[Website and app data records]
====

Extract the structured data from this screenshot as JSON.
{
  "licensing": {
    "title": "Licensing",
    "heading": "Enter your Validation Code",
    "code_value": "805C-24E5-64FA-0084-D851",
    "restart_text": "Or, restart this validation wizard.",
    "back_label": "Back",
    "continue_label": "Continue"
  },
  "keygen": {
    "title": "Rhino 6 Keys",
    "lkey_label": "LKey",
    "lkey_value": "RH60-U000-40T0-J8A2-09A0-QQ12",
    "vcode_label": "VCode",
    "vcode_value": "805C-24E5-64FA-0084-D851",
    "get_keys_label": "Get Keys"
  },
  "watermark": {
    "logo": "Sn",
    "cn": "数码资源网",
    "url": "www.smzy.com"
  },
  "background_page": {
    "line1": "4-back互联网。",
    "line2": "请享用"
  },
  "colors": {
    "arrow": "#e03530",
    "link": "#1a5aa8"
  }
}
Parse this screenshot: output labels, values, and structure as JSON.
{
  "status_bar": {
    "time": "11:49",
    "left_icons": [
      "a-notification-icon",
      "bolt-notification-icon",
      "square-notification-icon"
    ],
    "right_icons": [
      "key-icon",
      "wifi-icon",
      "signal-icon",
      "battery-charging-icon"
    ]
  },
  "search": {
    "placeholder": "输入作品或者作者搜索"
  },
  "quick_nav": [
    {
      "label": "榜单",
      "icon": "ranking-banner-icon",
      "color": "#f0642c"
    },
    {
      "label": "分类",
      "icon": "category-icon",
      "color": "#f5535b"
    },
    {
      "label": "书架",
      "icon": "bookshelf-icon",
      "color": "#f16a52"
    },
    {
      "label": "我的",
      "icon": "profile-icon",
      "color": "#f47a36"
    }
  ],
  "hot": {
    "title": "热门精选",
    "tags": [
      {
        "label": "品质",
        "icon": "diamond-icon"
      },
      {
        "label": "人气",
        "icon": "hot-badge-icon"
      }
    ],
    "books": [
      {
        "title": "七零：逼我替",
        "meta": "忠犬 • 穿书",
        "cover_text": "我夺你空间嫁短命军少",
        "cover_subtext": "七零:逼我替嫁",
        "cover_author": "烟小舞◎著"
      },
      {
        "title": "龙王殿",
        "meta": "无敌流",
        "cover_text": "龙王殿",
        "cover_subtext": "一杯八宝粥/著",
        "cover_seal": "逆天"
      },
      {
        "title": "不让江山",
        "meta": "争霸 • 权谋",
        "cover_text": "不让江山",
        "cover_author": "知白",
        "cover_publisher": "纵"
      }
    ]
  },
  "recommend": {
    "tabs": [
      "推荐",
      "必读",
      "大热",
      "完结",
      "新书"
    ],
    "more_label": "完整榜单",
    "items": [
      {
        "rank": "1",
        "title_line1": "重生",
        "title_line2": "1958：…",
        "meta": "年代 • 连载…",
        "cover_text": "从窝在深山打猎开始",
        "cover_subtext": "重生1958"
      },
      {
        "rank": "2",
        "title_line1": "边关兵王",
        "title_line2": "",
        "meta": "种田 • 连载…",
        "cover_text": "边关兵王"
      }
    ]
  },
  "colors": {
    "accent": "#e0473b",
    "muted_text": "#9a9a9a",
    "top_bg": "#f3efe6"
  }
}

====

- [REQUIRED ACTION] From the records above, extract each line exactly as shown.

- [ANSWER BOX]
Extract the structured data from this screenshot as JSON.
{
  "licensing": {
    "title": "Licensing",
    "heading": "Enter your Validation Code",
    "code_value": "805C-24E5-64FA-0084-D851",
    "restart_text": "Or, restart this validation wizard.",
    "back_label": "Back",
    "continue_label": "Continue"
  },
  "keygen": {
    "title": "Rhino 6 Keys",
    "lkey_label": "LKey",
    "lkey_value": "RH60-U000-40T0-J8A2-09A0-QQ12",
    "vcode_label": "VCode",
    "vcode_value": "805C-24E5-64FA-0084-D851",
    "get_keys_label": "Get Keys"
  },
  "watermark": {
    "logo": "Sn",
    "cn": "数码资源网",
    "url": "www.smzy.com"
  },
  "background_page": {
    "line1": "4-back互联网。",
    "line2": "请享用"
  },
  "colors": {
    "arrow": "#e03530",
    "link": "#1a5aa8"
  }
}
Parse this screenshot: output labels, values, and structure as JSON.
{
  "status_bar": {
    "time": "11:49",
    "left_icons": [
      "a-notification-icon",
      "bolt-notification-icon",
      "square-notification-icon"
    ],
    "right_icons": [
      "key-icon",
      "wifi-icon",
      "signal-icon",
      "battery-charging-icon"
    ]
  },
  "search": {
    "placeholder": "输入作品或者作者搜索"
  },
  "quick_nav": [
    {
      "label": "榜单",
      "icon": "ranking-banner-icon",
      "color": "#f0642c"
    },
    {
      "label": "分类",
      "icon": "category-icon",
      "color": "#f5535b"
    },
    {
      "label": "书架",
      "icon": "bookshelf-icon",
      "color": "#f16a52"
    },
    {
      "label": "我的",
      "icon": "profile-icon",
      "color": "#f47a36"
    }
  ],
  "hot": {
    "title": "热门精选",
    "tags": [
      {
        "label": "品质",
        "icon": "diamond-icon"
      },
      {
        "label": "人气",
        "icon": "hot-badge-icon"
      }
    ],
    "books": [
      {
        "title": "七零：逼我替",
        "meta": "忠犬 • 穿书",
        "cover_text": "我夺你空间嫁短命军少",
        "cover_subtext": "七零:逼我替嫁",
        "cover_author": "烟小舞◎著"
      },
      {
        "title": "龙王殿",
        "meta": "无敌流",
        "cover_text": "龙王殿",
        "cover_subtext": "一杯八宝粥/著",
        "cover_seal": "逆天"
      },
      {
        "title": "不让江山",
        "meta": "争霸 • 权谋",
        "cover_text": "不让江山",
        "cover_author": "知白",
        "cover_publisher": "纵"
      }
    ]
  },
  "recommend": {
    "tabs": [
      "推荐",
      "必读",
      "大热",
      "完结",
      "新书"
    ],
    "more_label": "完整榜单",
    "items": [
      {
        "rank": "1",
        "title_line1": "重生",
        "title_line2": "1958：…",
        "meta": "年代 • 连载…",
        "cover_text": "从窝在深山打猎开始",
        "cover_subtext": "重生1958"
      },
      {
        "rank": "2",
        "title_line1": "边关兵王",
        "title_line2": "",
        "meta": "种田 • 连载…",
        "cover_text": "边关兵王"
      }
    ]
  },
  "colors": {
    "accent": "#e0473b",
    "muted_text": "#9a9a9a",
    "top_bg": "#f3efe6"
  }
}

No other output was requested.